SITE PROPOSED BY: Nesodden municipality

ACTORS INVOLVED: Nesodden municipality

OWNERS OF THE SITE: Private developers, Nesodden municipality

Opportunities for further urban studies as commissions from the municipality or private developers.

Connecting a fragmenting suburb into one place

See all the competition entries here

Virtual tour here

Download the competition brief here

Download the synthetic file here

Fagerstrand is a fragmented coastal suburb, characterized by a disused industrial site, a lack of places for socialising, and a dangerous road junction, but with the potential to become a new hub along the Oslo fjord.

Due to changes in the economy, nature has reclaimed the abandoned remnants of the oil age and turned them into woodland cathedrals and nesting sites for birds. These green pockets now form a no man’s land between different areas earmarked for future development. Here, the municipality is looking for an innovative plan that can link the areas together to make Fagerstrand feel like one place, on nature’s terms.

Fagerstrand is designated for urban densification as a connected part of the Oslo metropolitan area. Two large development sites, one on the seafront and the other in the forest, are divided by a green corridor that stretches through the area where the centre will be located. Fagerstrand’s identity is closely tied to its intimate relationship to the sea and to the forest. How can this identity be retained as the place is transformed and intensified with urban qualities?

This site invites entrants to challenge conventions about what being central, and urban, entail. The municipality asks entrants to question how ecological processes and the built environment may help to reduce social inequalities and create a vibrant place to live for humans and non-humans alike.

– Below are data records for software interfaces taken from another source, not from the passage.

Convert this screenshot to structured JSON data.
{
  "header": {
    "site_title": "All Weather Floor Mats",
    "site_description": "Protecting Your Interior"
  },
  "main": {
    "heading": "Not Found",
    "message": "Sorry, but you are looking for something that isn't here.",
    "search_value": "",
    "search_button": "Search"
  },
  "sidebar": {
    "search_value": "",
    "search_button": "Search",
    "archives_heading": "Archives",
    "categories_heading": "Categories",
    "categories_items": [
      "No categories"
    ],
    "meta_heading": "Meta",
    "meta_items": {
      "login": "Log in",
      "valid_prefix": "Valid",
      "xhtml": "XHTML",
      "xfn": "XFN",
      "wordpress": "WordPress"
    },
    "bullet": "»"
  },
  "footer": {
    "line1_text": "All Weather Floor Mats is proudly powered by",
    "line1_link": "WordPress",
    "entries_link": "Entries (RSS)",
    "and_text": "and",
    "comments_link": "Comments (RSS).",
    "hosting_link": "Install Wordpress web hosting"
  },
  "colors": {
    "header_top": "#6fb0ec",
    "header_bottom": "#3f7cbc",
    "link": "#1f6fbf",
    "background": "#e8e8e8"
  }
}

Nesodden can be said to have a typical rural structure. The peninsula was once a place where people from Oslo had their holiday cabins, and up to recently, a relatively scattered housing has been a feature of Nesodden’s development. The first houses were built for the industrial workers in the early 20th century, and more recently the development of residential housing has been driven by commuters. Suburban areas such as Fagerstrand do not have a typical structure with a “centre”, and their services are spread out.

The municipality of Nesodden is now preparing for Fagerstrand to become one of two priority growth areas in the municipality, as the suburban community will accommodate 35% of the municipality’s future population growth. Today there are natural features consisting of forests, meadows, and the coastal landscape close to the built-up areas in Fagerstrand. Strengthening and preserving the links between the forest and the sea will be an important priority. Fagerstrand needs a more coherent and compact structure in order to work well as a local centre.

When developing a coherent centre and linking various development sites together, the municipality is looking to use architecture as a tool to explore how ecological processes and urban development can help to reduce social inequalities and create a viable, sustainable centre for all kinds of life.

Nesodden municipality wants to bring nature into the heart of the community and find new ways of thinking about how to invite nature in, so as to reunite people and their lives with the countryside around them. Green corridors that are rich in biodiversity should be used to strengthen the links between the inhabitants and the countryside, the forest and the fjord. The development process shall provide spaces for a rich variety of local species of fauna and flora, protect birdlife, and attract pollinating insects.

Fagerstrand is an urban area in a rural setting, and this quality shall be kept while at the same time creating urban qualities and facilities. It shall be developed on nature’s terms, and in a way that prioritises human well-being and lives.